- **WHAT IS REQUIRED**
Your task is to print every entry below exactly as given.

- **RECORD SET**
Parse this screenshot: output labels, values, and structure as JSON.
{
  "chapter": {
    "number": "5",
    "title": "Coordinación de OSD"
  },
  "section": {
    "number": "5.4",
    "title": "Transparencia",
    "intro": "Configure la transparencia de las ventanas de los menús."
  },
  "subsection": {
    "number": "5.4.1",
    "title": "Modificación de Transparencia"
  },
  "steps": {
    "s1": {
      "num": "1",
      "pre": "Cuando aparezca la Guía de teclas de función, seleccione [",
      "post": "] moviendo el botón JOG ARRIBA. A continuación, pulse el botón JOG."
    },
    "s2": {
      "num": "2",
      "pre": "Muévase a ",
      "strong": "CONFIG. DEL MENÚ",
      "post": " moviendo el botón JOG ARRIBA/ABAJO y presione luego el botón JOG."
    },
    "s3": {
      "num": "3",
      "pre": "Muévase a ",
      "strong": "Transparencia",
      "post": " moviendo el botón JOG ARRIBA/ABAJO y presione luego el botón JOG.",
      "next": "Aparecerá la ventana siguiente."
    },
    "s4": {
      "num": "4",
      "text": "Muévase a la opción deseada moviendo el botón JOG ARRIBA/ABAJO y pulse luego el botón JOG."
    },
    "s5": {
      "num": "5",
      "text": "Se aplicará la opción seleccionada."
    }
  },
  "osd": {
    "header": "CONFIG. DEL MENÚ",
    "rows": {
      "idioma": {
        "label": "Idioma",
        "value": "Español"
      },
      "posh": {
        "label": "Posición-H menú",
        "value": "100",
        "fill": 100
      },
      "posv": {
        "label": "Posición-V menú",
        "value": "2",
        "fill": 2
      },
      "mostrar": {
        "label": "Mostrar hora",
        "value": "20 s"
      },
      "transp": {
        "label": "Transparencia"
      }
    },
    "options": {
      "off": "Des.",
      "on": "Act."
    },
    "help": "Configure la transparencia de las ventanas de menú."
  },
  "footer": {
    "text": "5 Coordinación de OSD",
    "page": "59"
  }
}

- **ANSWER SECTION**
Parse this screenshot: output labels, values, and structure as JSON.
{
  "chapter": {
    "number": "5",
    "title": "Coordinación de OSD"
  },
  "section": {
    "number": "5.4",
    "title": "Transparencia",
    "intro": "Configure la transparencia de las ventanas de los menús."
  },
  "subsection": {
    "number": "5.4.1",
    "title": "Modificación de Transparencia"
  },
  "steps": {
    "s1": {
      "num": "1",
      "pre": "Cuando aparezca la Guía de teclas de función, seleccione [",
      "post": "] moviendo el botón JOG ARRIBA. A continuación, pulse el botón JOG."
    },
    "s2": {
      "num": "2",
      "pre": "Muévase a ",
      "strong": "CONFIG. DEL MENÚ",
      "post": " moviendo el botón JOG ARRIBA/ABAJO y presione luego el botón JOG."
    },
    "s3": {
      "num": "3",
      "pre": "Muévase a ",
      "strong": "Transparencia",
      "post": " moviendo el botón JOG ARRIBA/ABAJO y presione luego el botón JOG.",
      "next": "Aparecerá la ventana siguiente."
    },
    "s4": {
      "num": "4",
      "text": "Muévase a la opción deseada moviendo el botón JOG ARRIBA/ABAJO y pulse luego el botón JOG."
    },
    "s5": {
      "num": "5",
      "text": "Se aplicará la opción seleccionada."
    }
  },
  "osd": {
    "header": "CONFIG. DEL MENÚ",
    "rows": {
      "idioma": {
        "label": "Idioma",
        "value": "Español"
      },
      "posh": {
        "label": "Posición-H menú",
        "value": "100",
        "fill": 100
      },
      "posv": {
        "label": "Posición-V menú",
        "value": "2",
        "fill": 2
      },
      "mostrar": {
        "label": "Mostrar hora",
        "value": "20 s"
      },
      "transp": {
        "label": "Transparencia"
      }
    },
    "options": {
      "off": "Des.",
      "on": "Act."
    },
    "help": "Configure la transparencia de las ventanas de menú."
  },
  "footer": {
    "text": "5 Coordinación de OSD",
    "page": "59"
  }
}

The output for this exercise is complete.